Given data below:
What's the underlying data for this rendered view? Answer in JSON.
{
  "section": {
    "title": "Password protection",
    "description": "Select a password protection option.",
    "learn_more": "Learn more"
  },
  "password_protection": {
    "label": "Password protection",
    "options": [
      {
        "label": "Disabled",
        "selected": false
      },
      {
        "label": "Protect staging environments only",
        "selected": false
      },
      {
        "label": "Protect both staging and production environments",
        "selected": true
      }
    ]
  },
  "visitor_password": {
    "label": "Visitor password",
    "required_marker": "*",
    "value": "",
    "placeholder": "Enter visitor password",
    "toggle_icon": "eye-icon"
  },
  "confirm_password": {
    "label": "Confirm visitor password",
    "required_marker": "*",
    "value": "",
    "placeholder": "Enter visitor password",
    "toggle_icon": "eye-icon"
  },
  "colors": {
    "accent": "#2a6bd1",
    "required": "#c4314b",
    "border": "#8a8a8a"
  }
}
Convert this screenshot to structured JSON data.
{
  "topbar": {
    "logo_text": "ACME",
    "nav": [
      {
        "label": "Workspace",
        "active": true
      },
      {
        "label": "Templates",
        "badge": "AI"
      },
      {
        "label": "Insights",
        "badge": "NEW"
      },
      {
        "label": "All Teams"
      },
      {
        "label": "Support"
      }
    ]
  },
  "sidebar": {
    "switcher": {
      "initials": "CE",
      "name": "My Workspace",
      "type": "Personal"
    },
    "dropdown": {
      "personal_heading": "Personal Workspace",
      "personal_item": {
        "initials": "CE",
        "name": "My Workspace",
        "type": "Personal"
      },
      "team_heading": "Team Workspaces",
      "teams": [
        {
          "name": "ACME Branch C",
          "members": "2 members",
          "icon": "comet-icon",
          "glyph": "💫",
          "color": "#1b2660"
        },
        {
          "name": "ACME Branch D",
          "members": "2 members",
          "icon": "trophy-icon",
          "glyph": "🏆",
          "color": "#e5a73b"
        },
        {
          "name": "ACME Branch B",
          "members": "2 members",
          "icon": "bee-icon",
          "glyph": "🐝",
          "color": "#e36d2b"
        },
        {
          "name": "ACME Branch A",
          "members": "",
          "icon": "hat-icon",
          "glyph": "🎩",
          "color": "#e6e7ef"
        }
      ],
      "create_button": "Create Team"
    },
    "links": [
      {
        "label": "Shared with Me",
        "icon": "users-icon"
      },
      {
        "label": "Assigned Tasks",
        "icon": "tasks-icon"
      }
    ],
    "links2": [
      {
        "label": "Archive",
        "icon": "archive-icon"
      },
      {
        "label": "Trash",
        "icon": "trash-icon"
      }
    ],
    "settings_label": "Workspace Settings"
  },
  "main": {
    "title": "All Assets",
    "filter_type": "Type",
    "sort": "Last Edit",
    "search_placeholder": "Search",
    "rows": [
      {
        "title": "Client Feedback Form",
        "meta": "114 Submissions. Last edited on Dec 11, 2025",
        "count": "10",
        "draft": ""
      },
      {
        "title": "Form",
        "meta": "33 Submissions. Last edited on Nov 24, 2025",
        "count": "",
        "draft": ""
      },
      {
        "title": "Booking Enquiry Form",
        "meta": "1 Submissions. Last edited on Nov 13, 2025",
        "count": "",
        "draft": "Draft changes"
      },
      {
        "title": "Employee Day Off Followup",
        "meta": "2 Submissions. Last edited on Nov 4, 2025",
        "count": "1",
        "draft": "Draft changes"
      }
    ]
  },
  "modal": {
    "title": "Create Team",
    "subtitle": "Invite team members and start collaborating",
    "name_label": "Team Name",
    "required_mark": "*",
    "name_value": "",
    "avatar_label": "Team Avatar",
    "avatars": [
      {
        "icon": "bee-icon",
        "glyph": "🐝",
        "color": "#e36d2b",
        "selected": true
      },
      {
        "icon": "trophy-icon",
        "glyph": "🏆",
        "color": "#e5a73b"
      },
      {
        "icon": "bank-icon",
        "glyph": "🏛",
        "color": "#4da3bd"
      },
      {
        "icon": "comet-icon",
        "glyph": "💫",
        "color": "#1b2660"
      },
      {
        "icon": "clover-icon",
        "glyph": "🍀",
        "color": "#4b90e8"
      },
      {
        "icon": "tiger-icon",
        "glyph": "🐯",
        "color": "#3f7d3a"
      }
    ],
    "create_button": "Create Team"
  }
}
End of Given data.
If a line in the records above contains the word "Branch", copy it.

          "name": "ACME Branch C",
          "name": "ACME Branch D",
          "name": "ACME Branch B",
          "name": "ACME Branch A",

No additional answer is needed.